WASHINGTON, D.C. – The Consumer Financial Protection Bureau (CFPB) today released a study on the transition to credit visibility that found that the way consumers establish credit history can differ greatly based on economic background. Consumers in lower-income areas are more likely than those in higher-income areas to become credit visible due to negative records such as a debt in collection. Consumers in higher-income areas are more likely than those in lower-income areas to establish credit history by using a credit card or relying on someone else. The study also found that the percentage of consumers transitioning to credit visibility due to student loans more than doubled in the last 10 years.

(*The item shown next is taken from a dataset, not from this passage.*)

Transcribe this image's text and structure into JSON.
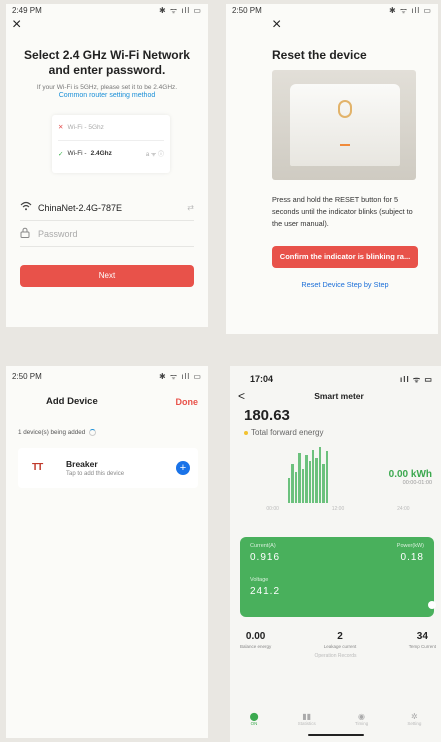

“It is no secret that lower-income consumers face challenges in the financial marketplace,” said CFPB Director Richard Cordray. “Today’s study shows that even at the beginning of their financial lives, they are faced with higher hurdles to gain access to credit, which hinders them from turning their version of the American dream into reality.”
In 2015, CFPB estimated that 11 percent of adults in the United States, or about 26 million people, are credit invisible with no credit history at one of the three nationwide credit reporting companies. Traditionally, a credit history reflects whether payments are made on time, what debt a consumer owes, and whether they have a debt or bill in collection. Lenders use a consumer’s credit history to decide whether to extend credit and how much the credit will cost. Without a sufficient credit history, consumers face barriers to accessing credit or higher costs. This issue disproportionately impacts consumers who are African American or Hispanic, and people who live in low-income neighborhoods. It can also impact some recent immigrants, young people just getting started, and people who are recently widowed or divorced.
Today’s study looked at how consumers first establish credit history by reviewing de-identified credit records of more than one million consumers who became credit visible. It examined when consumers transition out of credit invisibility and the means by which they do so. The study found that almost 80 percent of transitions occur before age 25 and that credit cards are the most common way consumers establish credit. The study also found that the way consumers establish credit history – taking out a credit card, relying on a co-borrower, or having negative records – can differ greatly based on economic background. Specific findings in today’s report include:
- Consumers in lower-income areas are 240 percent more likely to become credit visible due to negative records: Overall, roughly 15 percent of consumers establish a credit history by non-loans such as a debt in collection or a public record. Almost 90 percent of these non-loan experiences convey uniformly negative information about the consumer’s creditworthiness. Consumers in lower-income neighborhoods are 240 percent more likely than those in higher-income areas to become credit visible due to negative records. The study found that 27.1 percent of consumers in lower-income neighborhoods establish credit history with non-loan records versus only 7.9 percent of consumers in higher-income neighborhoods.
- Consumers in higher-income areas are 30 percent more likely to become credit visible by using a credit card: The study found that credit cards are the most common way that consumers establish their credit, with roughly 38 percent of consumers becoming credit visible with a credit card. However, consumers in higher-income neighborhoods are 30 percent more likely than those in lower-income areas to use a credit card to become credit visible. The study found that 44 percent of consumers in higher-income areas establish a credit history with a credit card versus 34 percent of consumers in lower-income areas.
- Consumers in higher-income areas are 100 percent more likely to become credit visible by relying on someone else: Overall, roughly 15 percent of consumers established a credit history by relying on co-borrowers and another 9.6 percent of consumers did so when they became an authorized user on someone else's credit account. Consumers in higher-income areas are 100 percent more likely than those in lower-income areas to rely on someone else to establish their credit. The study found that 30 percent of consumers in higher-income areas establish credit through a co-borrower or by becoming an authorized user versus only 14.9 percent of consumers in lower-income areas.
- Percentage of consumers who became credit visible due to student loans more than doubled in last 10 years: The number of credit records established through student loans has grown rapidly in the last 10 years among consumers under 25. The portion of consumers who used a student loan to establish credit visibility more than doubled from around 10 percent in 2006 to more than 26 percent in 2016.
Today's report on credit invisibility is available at: https://www.consumerfinance.gov/data-research/research-reports/cfpb-data-point-becoming-credit-visible/
The Consumer Financial Protection Bureau is a 21st century agency that helps consumer finance markets work by making rules more effective, by consistently and fairly enforcing those rules, and by empowering consumers to take more control over their economic lives. For more information, visit consumerfinance.gov.